When Safalani heard that her family would be traveling to Madison, Wisconsin, her biggest dream was, “I’ll be able to go to school!” Schooling is often interrupted for refugee children, first by their home country crisis, then by a series of moves to neighboring countries and neighborhoods where they might encounter interrupted curriculum, crowded classrooms, or no chance to go to school at all. The time it takes to leave each place wrecks the stair steps of schooling that local students are able to climb. Safalani was only four years old when her family fled Uvira, a city on Lake Tanganyika in the South Kivu Region of the Democratic Republic of Congo and ended up in Kampala, the capital city of Uganda.
“I want to save people’s lives; it doesn’t matter where.”
“We never lived in a refugee camp,” she explains, “but we lived in a part of the city where most people were refugees.” At age 15, she and her mother, brother, and sister heard they would receive passage to the US. But it wasn’t until she was 19 years old that she actually set foot in Madison West High School as an 11th grader. While she was a few years behind her age-mates, she felt luckier than her older sister who had rarely been able to attend school during the same years.
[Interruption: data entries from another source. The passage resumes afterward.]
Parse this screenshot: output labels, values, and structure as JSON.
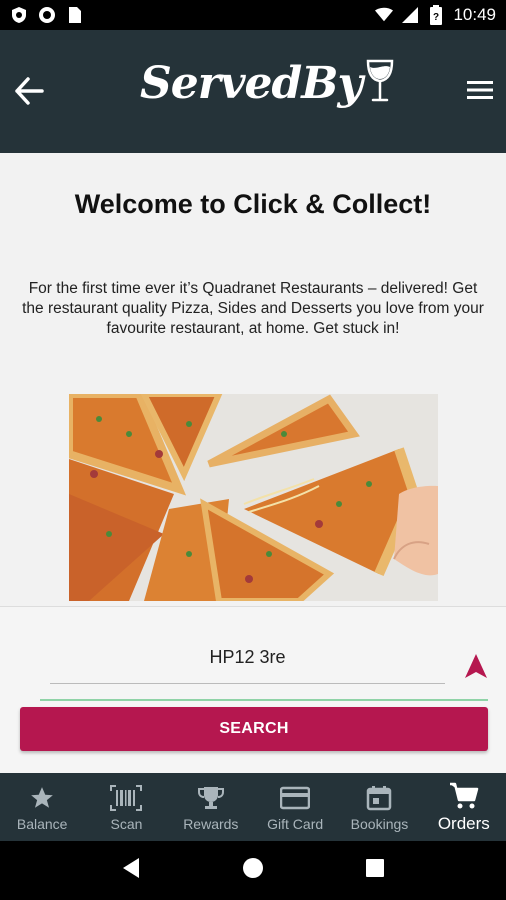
{
  "status_bar": {
    "time": "10:49",
    "left_icons": [
      "shield-icon",
      "record-icon",
      "sim-card-icon"
    ],
    "right_icons": [
      "wifi-icon",
      "signal-icon",
      "battery-icon"
    ]
  },
  "header": {
    "logo_text": "ServedBy",
    "back_icon": "arrow-left-icon",
    "menu_icon": "hamburger-menu-icon",
    "background_color": "#253339"
  },
  "main": {
    "title": "Welcome to Click & Collect!",
    "description": "For the first time ever it’s Quadranet Restaurants – delivered! Get the restaurant quality Pizza, Sides and Desserts you love from your favourite restaurant, at home. Get stuck in!",
    "image_subject": "pizza-slices"
  },
  "search": {
    "postcode_value": "HP12 3re",
    "button_label": "SEARCH",
    "button_color": "#b5174f",
    "locate_icon": "navigation-arrow-icon"
  },
  "bottom_nav": {
    "items": [
      {
        "label": "Balance",
        "icon": "star-icon"
      },
      {
        "label": "Scan",
        "icon": "barcode-icon"
      },
      {
        "label": "Rewards",
        "icon": "trophy-icon"
      },
      {
        "label": "Gift Card",
        "icon": "credit-card-icon"
      },
      {
        "label": "Bookings",
        "icon": "calendar-icon"
      },
      {
        "label": "Orders",
        "icon": "cart-icon",
        "active": true
      }
    ]
  },
  "android_nav": {
    "icons": [
      "back-triangle-icon",
      "home-circle-icon",
      "recents-square-icon"
    ]
  }
}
What was different about Safalani’s new school? She laughs. “Oh so many things!” She was surprised from her very first moments to see how students dressed – ordinary street clothes, not uniforms, and hoodies and tight fitting pants and tops. “I thought, oh, my god, what’s this? I was used to uniforms. Uniforms help others know ‘this is a student. I should respect her.’ “
“It was so hard to make friends,” she says, remembering her first days in the new high school.“ Many of my friends now are also African – they came to Madison from Uganda, the Sudan, Gambia, Burundi, and countries where people speak Swahili and French.” Most of them knew little about the African American experience. Their history teacher talked to them about the meaning of the Black Lives Matter protests. He told them, “You shouldn’t participate in the demonstrations just because other kids are doing it. It needs to be something you believe in.”
“So we did join the first big demonstration. I didn’t know what to write on my placard. In the end I chose to write, instead of ‘Rest in Peace, George Floyd,’ I wrote, ‘Breathe in Peace, George Floyd,’ because he hadn’t been able to breathe.”
When asked what she wants people to know about her, Safalani replies, “I’m very bilingual. I have a lot of confidence. I believe I can do anything as long as I have support. Going through so many different experiences gives you self-confidence. Because of all my family has been through, I think I’m calm and understanding and can take things easy.”
The whole family has worked hard to adjust to living in Madison and make new friends. Safalani’s mom and her sister have worked full-time, Safalani and her teen brother have worked part-time to provide income for their household of six, and all of them share in the care of the baby and toddler. Nonetheless it’s usually with energy and enthusiasm that Safalani and her brother juggle work, school, home commitments and extracurriculars.
What effect has the COVID crisis had on her family? “Well, first of all, our income is much lower. My brother and I lost our part-time weekend jobs when the restaurant closed. About the same time as COVID, my mother lost her job because of a work injury and had to have surgery. So I took a job recently at Goodwill to help.”
More mature than many high schoolers, Safalani has pitched in to make a difference at school as well as home. She helped start a new First Nations Club, and she helps other new, Swahili-speaking students get oriented to West High. Safalani has enjoyed support from her high school counselor and many teachers who suggested opportunities to try. She participated in the Commonwealth business program after school and attended a pre-college academy at UW-Platteville, meeting college students and faculty and other first generation, college-bound students.
As for the future, Safalani would like to go into medicine as a nurse or doctor. “I want to save people’s lives; it doesn’t matter where.”
With great pleasure, ODFR welcomes Safalani and her family to Madison.
By Madeline Uraneck with Margaret Brauer